== Task details ==
Scan the records for the string "text"; copy each line where it occurs.

App and web page records:
..............................
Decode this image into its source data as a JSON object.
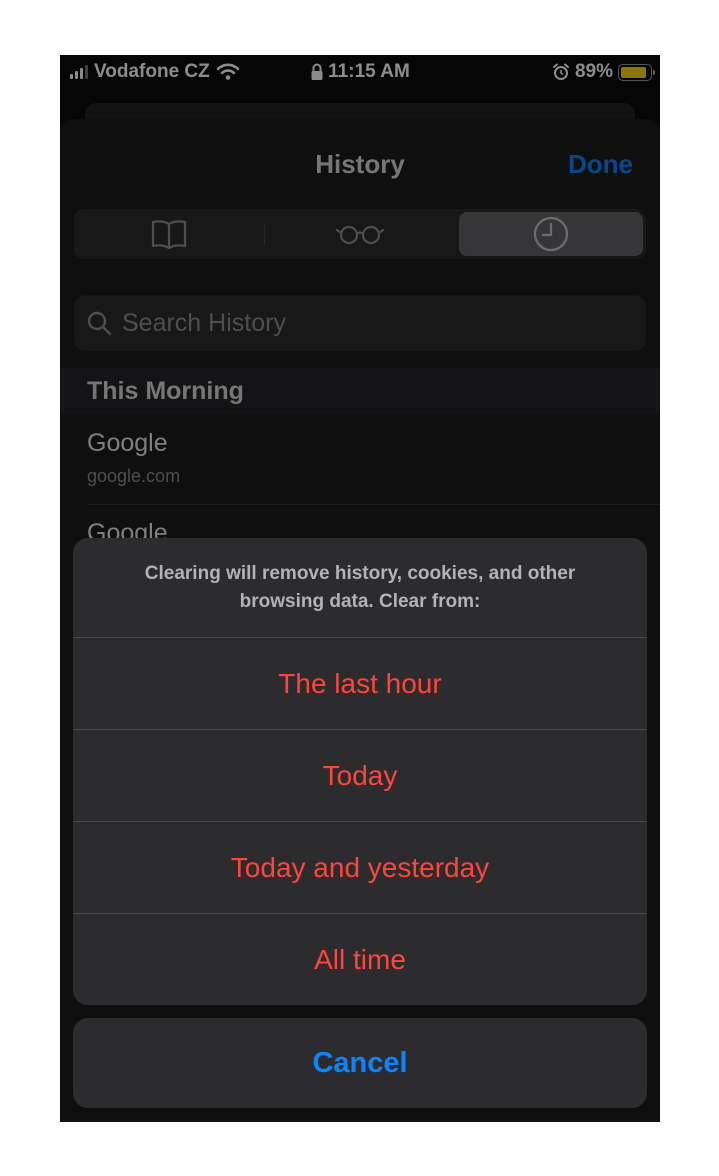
{
  "status_bar": {
    "carrier": "Vodafone CZ",
    "time": "11:15 AM",
    "battery": "89%",
    "battery_color": "#ffd60a"
  },
  "header": {
    "title": "History",
    "done_label": "Done"
  },
  "tabs": [
    {
      "icon": "book-icon",
      "selected": false
    },
    {
      "icon": "reading-list-glasses-icon",
      "selected": false
    },
    {
      "icon": "clock-history-icon",
      "selected": true
    }
  ],
  "search": {
    "placeholder": "Search History"
  },
  "history": {
    "section_title": "This Morning",
    "items": [
      {
        "title": "Google",
        "url": "google.com"
      },
      {
        "title": "Google",
        "url": ""
      }
    ]
  },
  "action_sheet": {
    "message": "Clearing will remove history, cookies, and other browsing data. Clear from:",
    "options": [
      "The last hour",
      "Today",
      "Today and yesterday",
      "All time"
    ],
    "cancel_label": "Cancel",
    "destructive_color": "#ff453a",
    "accent_color": "#0a84ff"
  }
}
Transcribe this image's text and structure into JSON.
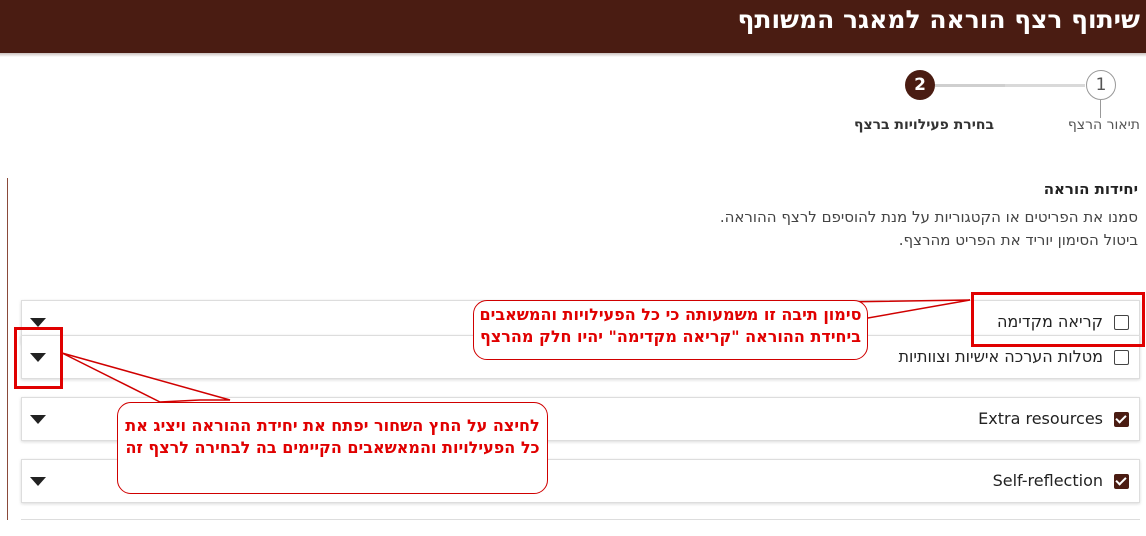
{
  "header": {
    "title": "שיתוף רצף הוראה למאגר המשותף"
  },
  "stepper": {
    "steps": [
      {
        "number": "1",
        "label": "תיאור הרצף",
        "active": false
      },
      {
        "number": "2",
        "label": "בחירת פעילויות ברצף",
        "active": true
      }
    ]
  },
  "section": {
    "title": "יחידות הוראה",
    "instruction_line1": "סמנו את הפריטים או הקטגוריות על מנת להוסיפם לרצף ההוראה.",
    "instruction_line2": "ביטול הסימון יוריד את הפריט מהרצף."
  },
  "accordion": {
    "items": [
      {
        "label": "קריאה מקדימה",
        "checked": false
      },
      {
        "label": "מטלות הערכה אישיות וצוותיות",
        "checked": false
      },
      {
        "label": "Extra resources",
        "checked": true
      },
      {
        "label": "Self-reflection",
        "checked": true
      }
    ]
  },
  "annotations": {
    "checkbox_note": "סימון תיבה זו משמעותה כי כל הפעילויות והמשאבים ביחידת ההוראה \"קריאה מקדימה\" יהיו חלק מהרצף",
    "arrow_note": "לחיצה על החץ השחור יפתח את יחידת ההוראה ויציג את כל הפעילויות והמאשאבים הקיימים בה לבחירה לרצף זה"
  },
  "colors": {
    "brand": "#4a1c12",
    "annotation": "#e00000"
  },
  "icons": {
    "caret": "caret-down-icon",
    "checkbox": "checkbox-icon"
  }
}
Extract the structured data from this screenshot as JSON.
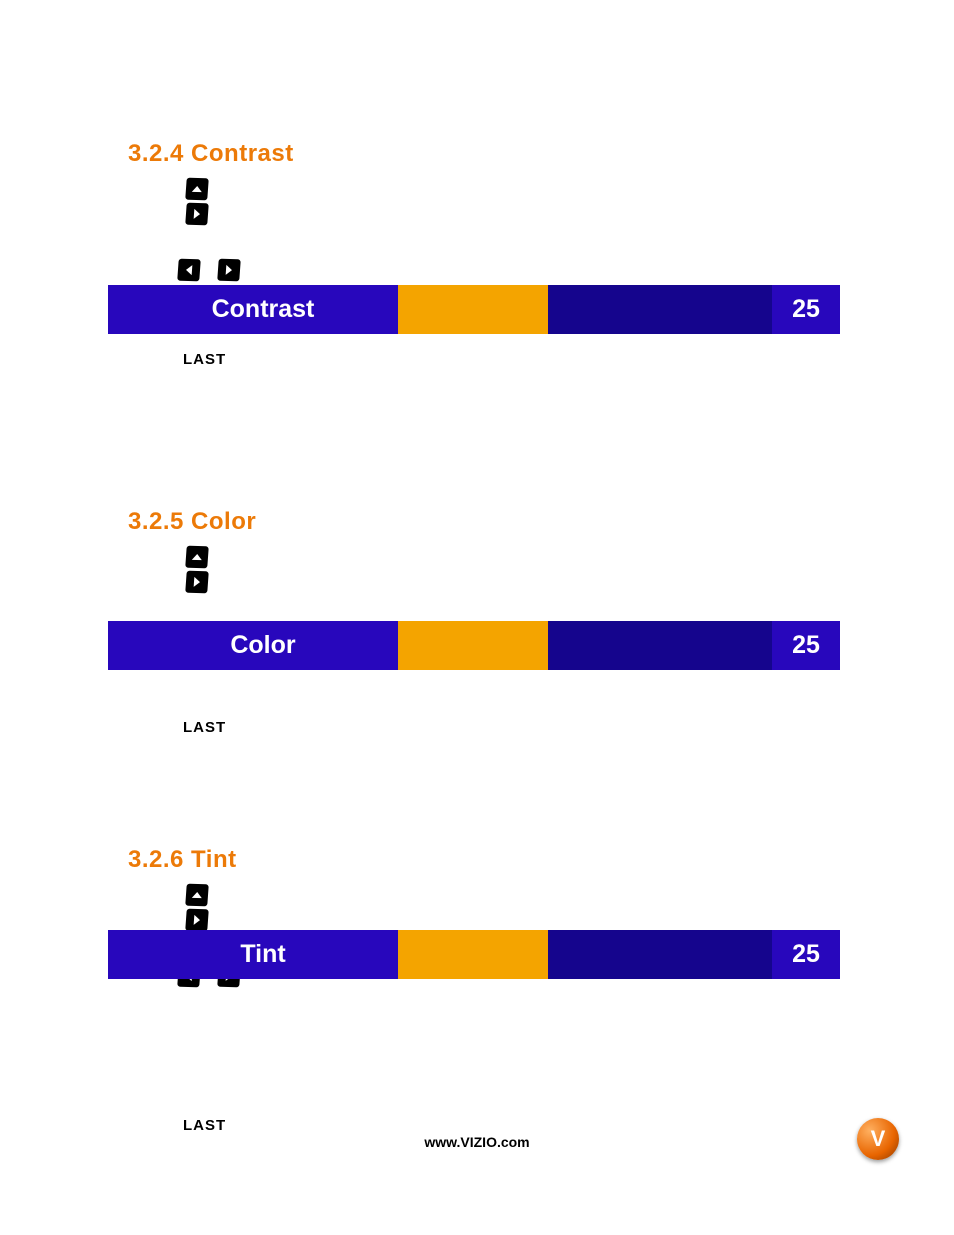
{
  "sections": [
    {
      "heading": "3.2.4 Contrast",
      "slider_label": "Contrast",
      "slider_value": "25",
      "last": "LAST"
    },
    {
      "heading": "3.2.5 Color",
      "slider_label": "Color",
      "slider_value": "25",
      "last": "LAST"
    },
    {
      "heading": "3.2.6 Tint",
      "slider_label": "Tint",
      "slider_value": "25",
      "last": "LAST"
    }
  ],
  "footer": "www.VIZIO.com",
  "logo_letter": "V"
}
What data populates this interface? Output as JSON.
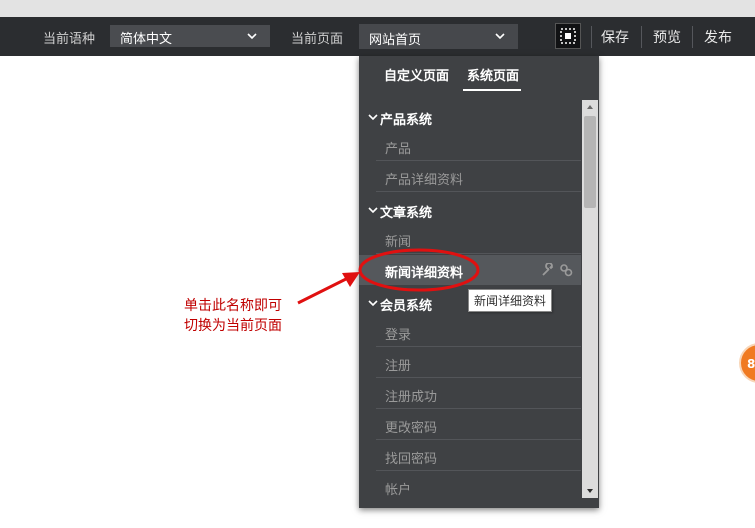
{
  "toolbar": {
    "language_label": "当前语种",
    "language_value": "简体中文",
    "page_label": "当前页面",
    "page_value": "网站首页",
    "save_label": "保存",
    "preview_label": "预览",
    "publish_label": "发布"
  },
  "dropdown": {
    "tabs": [
      {
        "label": "自定义页面",
        "active": false
      },
      {
        "label": "系统页面",
        "active": true
      }
    ],
    "groups": [
      {
        "title": "产品系统",
        "items": [
          "产品",
          "产品详细资料"
        ]
      },
      {
        "title": "文章系统",
        "items": [
          "新闻",
          "新闻详细资料"
        ]
      },
      {
        "title": "会员系统",
        "items": [
          "登录",
          "注册",
          "注册成功",
          "更改密码",
          "找回密码",
          "帐户"
        ]
      }
    ],
    "active_item": "新闻详细资料",
    "tooltip": "新闻详细资料"
  },
  "annotation": {
    "line1": "单击此名称即可",
    "line2": "切换为当前页面"
  },
  "badge": {
    "text": "8"
  },
  "colors": {
    "toolbar_bg": "#2b2d30",
    "dropdown_bg": "#3f4144",
    "annotation_red": "#e01010",
    "badge_orange": "#f07a21"
  }
}
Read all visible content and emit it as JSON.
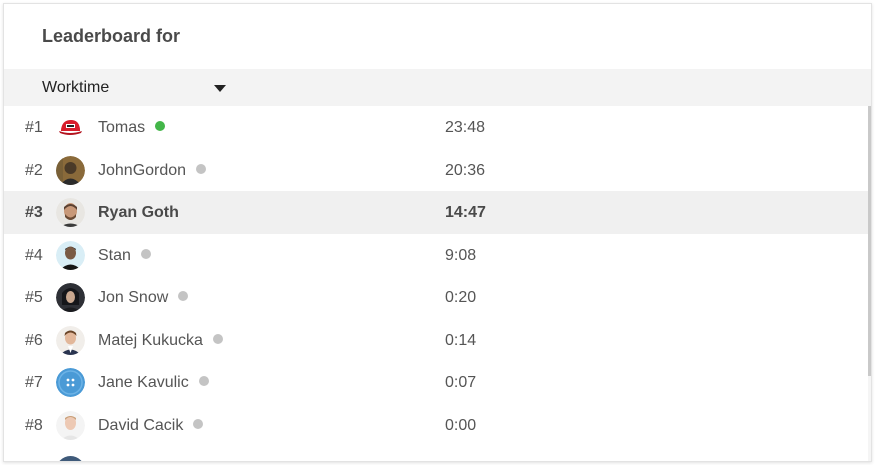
{
  "header": {
    "title": "Leaderboard for"
  },
  "filter": {
    "selected": "Worktime"
  },
  "colors": {
    "online": "#43b649",
    "offline": "#c4c4c4",
    "highlight_row": "#f0f0f0"
  },
  "leaderboard": {
    "rows": [
      {
        "rank": "#1",
        "name": "Tomas",
        "time": "23:48",
        "status": "online",
        "avatar": "red-cap-avatar"
      },
      {
        "rank": "#2",
        "name": "JohnGordon",
        "time": "20:36",
        "status": "offline",
        "avatar": "photo-avatar"
      },
      {
        "rank": "#3",
        "name": "Ryan Goth",
        "time": "14:47",
        "status": "none",
        "avatar": "photo-avatar",
        "highlighted": true
      },
      {
        "rank": "#4",
        "name": "Stan",
        "time": "9:08",
        "status": "offline",
        "avatar": "photo-avatar"
      },
      {
        "rank": "#5",
        "name": "Jon Snow",
        "time": "0:20",
        "status": "offline",
        "avatar": "photo-avatar"
      },
      {
        "rank": "#6",
        "name": "Matej Kukucka",
        "time": "0:14",
        "status": "offline",
        "avatar": "photo-avatar"
      },
      {
        "rank": "#7",
        "name": "Jane Kavulic",
        "time": "0:07",
        "status": "offline",
        "avatar": "blue-button-avatar"
      },
      {
        "rank": "#8",
        "name": "David Cacik",
        "time": "0:00",
        "status": "offline",
        "avatar": "photo-avatar"
      }
    ]
  }
}
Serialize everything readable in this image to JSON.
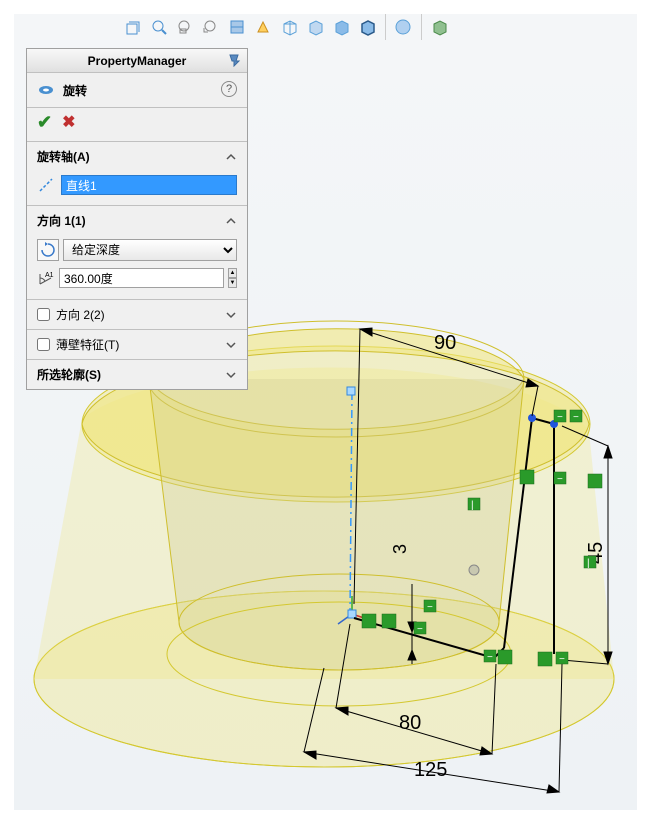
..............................
== Task response ==
Transcribe this image's text and structure into JSON.
    "text": "8"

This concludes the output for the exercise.